----- Available records -----

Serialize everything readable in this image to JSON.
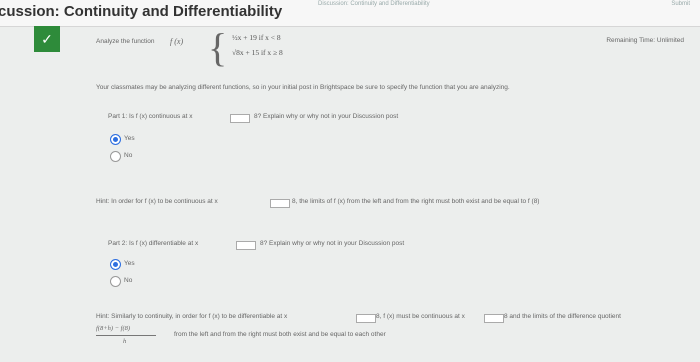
{
  "header": {
    "title": "cussion: Continuity and Differentiability",
    "mini_left": "Discussion: Continuity and Differentiability",
    "mini_right": "Submit"
  },
  "question": {
    "analyze_label": "Analyze the function",
    "func": "f (x)",
    "piece1": "½x + 19   if x < 8",
    "piece2": "√8x + 15  if x ≥ 8",
    "remaining": "Remaining Time: Unlimited",
    "classmates_note": "Your classmates may be analyzing different functions, so in your initial post in Brightspace be sure to specify the function that you are analyzing.",
    "part1": "Part 1: Is f (x) continuous at x",
    "part1_tail": "8? Explain why or why not in your Discussion post",
    "part1_options": [
      "Yes",
      "No"
    ],
    "hint1_a": "Hint: In order for f (x) to be continuous at x",
    "hint1_b": "8, the limits of f (x) from the left and from the right must both exist and be equal to f (8)",
    "part2": "Part 2: Is f (x) differentiable at x",
    "part2_tail": "8? Explain why or why not in your Discussion post",
    "part2_options": [
      "Yes",
      "No"
    ],
    "hint2_a": "Hint: Similarly to continuity, in order for f (x) to be differentiable at x",
    "hint2_b": "8, f (x) must be continuous at x",
    "hint2_c": "8 and the limits of the difference quotient",
    "hint2_frac_num": "f(8+h) − f(8)",
    "hint2_frac_den": "h",
    "hint2_d": "from the left and from the right must both exist and be equal to each other"
  }
}
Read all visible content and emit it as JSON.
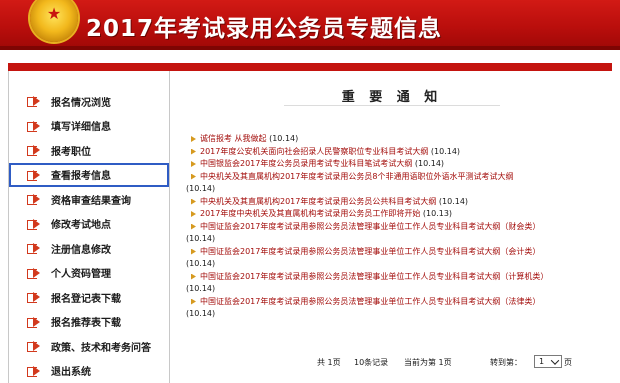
{
  "banner": {
    "title": "2017年考试录用公务员专题信息",
    "emblem_icon": "national-emblem-icon",
    "colors": {
      "banner_red": "#c4140f",
      "emblem_gold": "#f2b81c"
    }
  },
  "sidebar": {
    "items": [
      {
        "label": "报名情况浏览",
        "icon": "arrow-right-icon"
      },
      {
        "label": "填写详细信息",
        "icon": "arrow-right-icon"
      },
      {
        "label": "报考职位",
        "icon": "arrow-right-icon"
      },
      {
        "label": "查看报考信息",
        "icon": "arrow-right-icon",
        "selected": true
      },
      {
        "label": "资格审查结果查询",
        "icon": "arrow-right-icon"
      },
      {
        "label": "修改考试地点",
        "icon": "arrow-right-icon"
      },
      {
        "label": "注册信息修改",
        "icon": "arrow-right-icon"
      },
      {
        "label": "个人资码管理",
        "icon": "arrow-right-icon"
      },
      {
        "label": "报名登记表下载",
        "icon": "arrow-right-icon"
      },
      {
        "label": "报名推荐表下载",
        "icon": "arrow-right-icon"
      },
      {
        "label": "政策、技术和考务问答",
        "icon": "arrow-right-icon"
      },
      {
        "label": "退出系统",
        "icon": "arrow-right-icon"
      }
    ],
    "selected_outline_color": "#2f5cc4"
  },
  "main": {
    "title": "重 要 通 知",
    "news": [
      {
        "text": "诚信报考  从我做起",
        "date": "(10.14)"
      },
      {
        "text": "2017年度公安机关面向社会招录人民警察职位专业科目考试大纲",
        "date": "(10.14)"
      },
      {
        "text": "中国银监会2017年度公务员录用考试专业科目笔试考试大纲",
        "date": "(10.14)"
      },
      {
        "text": "中央机关及其直属机构2017年度考试录用公务员8个非通用语职位外语水平测试考试大纲",
        "date": "(10.14)"
      },
      {
        "text": "中央机关及其直属机构2017年度考试录用公务员公共科目考试大纲",
        "date": "(10.14)"
      },
      {
        "text": "2017年度中央机关及其直属机构考试录用公务员工作即将开始",
        "date": "(10.13)"
      },
      {
        "text": "中国证监会2017年度考试录用参照公务员法管理事业单位工作人员专业科目考试大纲（财会类）",
        "date": "(10.14)"
      },
      {
        "text": "中国证监会2017年度考试录用参照公务员法管理事业单位工作人员专业科目考试大纲（会计类）",
        "date": "(10.14)"
      },
      {
        "text": "中国证监会2017年度考试录用参照公务员法管理事业单位工作人员专业科目考试大纲（计算机类）",
        "date": "(10.14)"
      },
      {
        "text": "中国证监会2017年度考试录用参照公务员法管理事业单位工作人员专业科目考试大纲（法律类）",
        "date": "(10.14)"
      }
    ],
    "pager": {
      "total_pages": "共 1页",
      "total_records": "10条记录",
      "current": "当前为第 1页",
      "goto_label": "转到第：",
      "goto_value": "1",
      "goto_suffix": "页"
    }
  }
}
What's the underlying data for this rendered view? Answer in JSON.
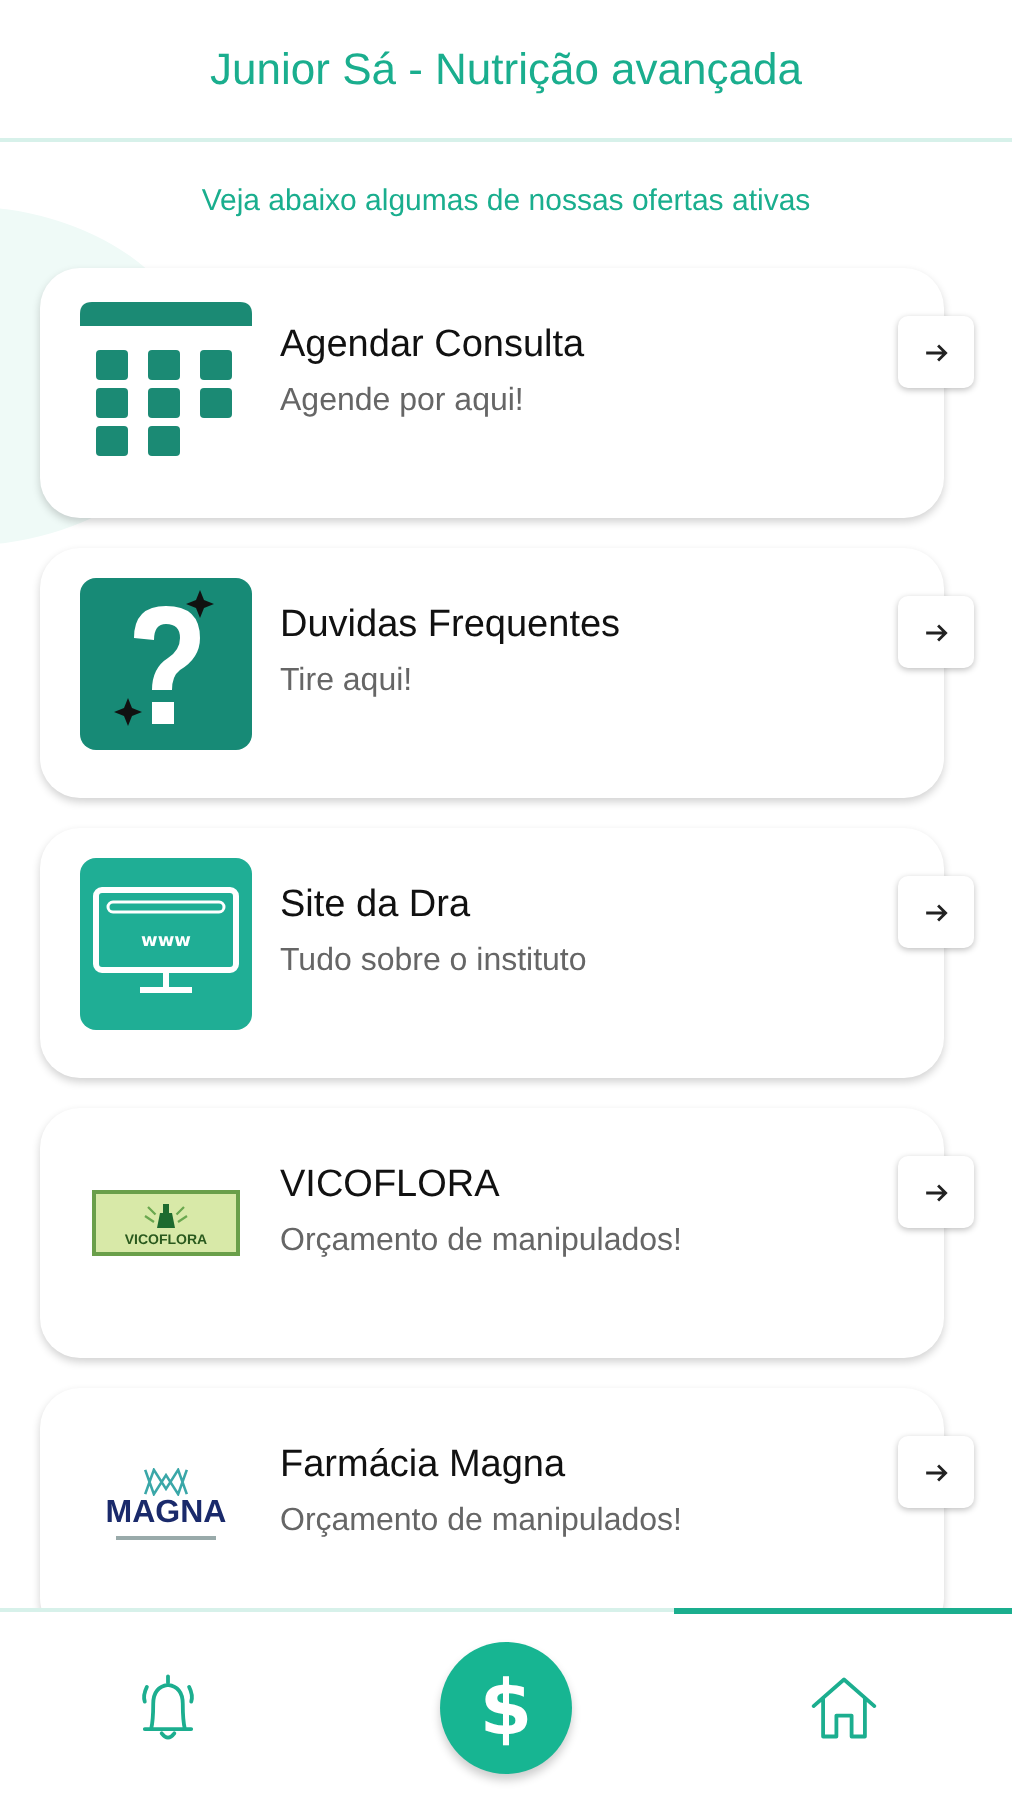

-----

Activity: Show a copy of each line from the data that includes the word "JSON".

Answer below:
Serialize everything readable in this image to JSON.
Read all visible content and emit it as JSON.
What's the underlying data for this rendered view? Answer in JSON.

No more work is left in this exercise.